Comments (11)

Trackback URL | Comments RSS Feed

  1. Anonymous says:

    What makes someone think they can steal almost a half million dollars and no-one will notice? Shameful!  Very suspicious about selling the house to the brother as well….. 

  2. Anonymous says:

    How about she gets 1 year for each fraudulent transaction to be served consecutively plus 10 for overall dishonesty and scuzziness, and for each amount stolen she pays back she gets the 1 year for that transaction suspended?

  3. Anonymous says:

    Another outsider stealing, bring in the finger I printing system! If you don’t have nothing to hide why is it a problem? We have to go through it when we’re traveling to USA, Canada etc! Caymanian

  4. Anonymous says:

    Why wasn't her assets freezed before she was given the opportunity to sell/transfer them.  Poor insight and know how.

  5. Anonymous says:

    Why weren't her assets frozen?
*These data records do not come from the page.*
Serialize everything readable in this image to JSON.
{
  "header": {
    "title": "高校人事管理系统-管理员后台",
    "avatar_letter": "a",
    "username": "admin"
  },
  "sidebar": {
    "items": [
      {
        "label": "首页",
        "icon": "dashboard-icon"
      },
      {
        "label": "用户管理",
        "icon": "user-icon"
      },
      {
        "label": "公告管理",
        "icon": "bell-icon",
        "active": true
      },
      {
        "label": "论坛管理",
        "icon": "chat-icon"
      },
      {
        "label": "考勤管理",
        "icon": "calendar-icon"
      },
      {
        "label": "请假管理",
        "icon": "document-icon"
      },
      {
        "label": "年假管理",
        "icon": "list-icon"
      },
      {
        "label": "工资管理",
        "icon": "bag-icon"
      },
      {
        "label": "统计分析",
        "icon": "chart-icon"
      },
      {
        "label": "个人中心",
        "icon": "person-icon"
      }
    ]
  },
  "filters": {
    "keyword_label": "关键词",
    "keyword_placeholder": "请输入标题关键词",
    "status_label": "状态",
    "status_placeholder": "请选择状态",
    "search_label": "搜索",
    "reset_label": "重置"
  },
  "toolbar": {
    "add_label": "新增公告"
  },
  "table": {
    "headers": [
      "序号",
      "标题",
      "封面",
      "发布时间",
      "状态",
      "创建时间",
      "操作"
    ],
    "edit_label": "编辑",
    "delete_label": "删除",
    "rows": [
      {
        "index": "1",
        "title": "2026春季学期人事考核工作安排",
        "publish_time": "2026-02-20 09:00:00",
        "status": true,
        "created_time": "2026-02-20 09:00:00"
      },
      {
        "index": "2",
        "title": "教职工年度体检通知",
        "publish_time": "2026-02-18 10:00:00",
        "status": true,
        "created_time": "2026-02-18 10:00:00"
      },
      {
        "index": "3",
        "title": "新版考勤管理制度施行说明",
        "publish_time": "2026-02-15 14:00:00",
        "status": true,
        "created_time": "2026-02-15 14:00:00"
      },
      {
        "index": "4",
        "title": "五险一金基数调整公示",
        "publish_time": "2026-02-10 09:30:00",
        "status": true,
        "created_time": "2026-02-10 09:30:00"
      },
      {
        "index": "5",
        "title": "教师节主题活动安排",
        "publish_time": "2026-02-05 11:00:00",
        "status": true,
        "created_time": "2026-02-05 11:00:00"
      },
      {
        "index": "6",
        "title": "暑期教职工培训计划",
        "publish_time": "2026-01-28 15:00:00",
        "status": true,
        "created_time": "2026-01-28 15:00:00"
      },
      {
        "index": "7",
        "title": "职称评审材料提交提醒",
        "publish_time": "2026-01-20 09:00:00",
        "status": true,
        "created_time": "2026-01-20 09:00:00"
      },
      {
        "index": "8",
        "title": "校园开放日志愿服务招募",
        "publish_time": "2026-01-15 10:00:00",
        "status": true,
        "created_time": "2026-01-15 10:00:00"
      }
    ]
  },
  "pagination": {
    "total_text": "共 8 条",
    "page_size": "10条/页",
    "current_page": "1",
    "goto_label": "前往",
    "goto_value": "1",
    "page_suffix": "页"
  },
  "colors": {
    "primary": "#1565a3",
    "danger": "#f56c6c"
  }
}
Sloppy legal work.

  6. Anonymous says:

    My advice to her brother – get a good lawyer because you are going to need one. This is all so stupid it's almost unbelievable. It makes you wonder how the woman ever got a job with access to that amount of money in the first place. 

     

     
  7. Cay5 says:

    Some people are so poor and stricken by the turmoil of life, that they begin to see it is right to steal. I went to Honduras, La Ceiba one time and saw children 4 to 5 years old sleeping on the streets. A bunch of theives and authorities can't do a thing about it. They grow up and think it is right to steal. Here… its a different world… as Cayman become more of a vulture-capitalistic system, a change of morality is occuring slowly amongst our own kind.

  8. Anonymous says:

    Hope she put it in First Cayman Bank

  9. Anonymous says:

    Pond life. 

    • Anonymous says:

      More like the pond scum that the pond life feeds upon, or as my best friend might say "the pus that infects the mucus that cruds up the fungus that feeds on the pond scum".

    • Anonymous says:

      Proceeds of crime, I am no sure how tis works here, but in EU (and I beleive US) the bank whose mortgage was paid off could be forced to pay it back to the victim. In fact, if so called Anti Money Luandering rules worked, they should have asked where she got the money from? Was the house sold at fair value or under valued?..In helping her out, the brother may have inadvertently or otherwise comitted a crime himself.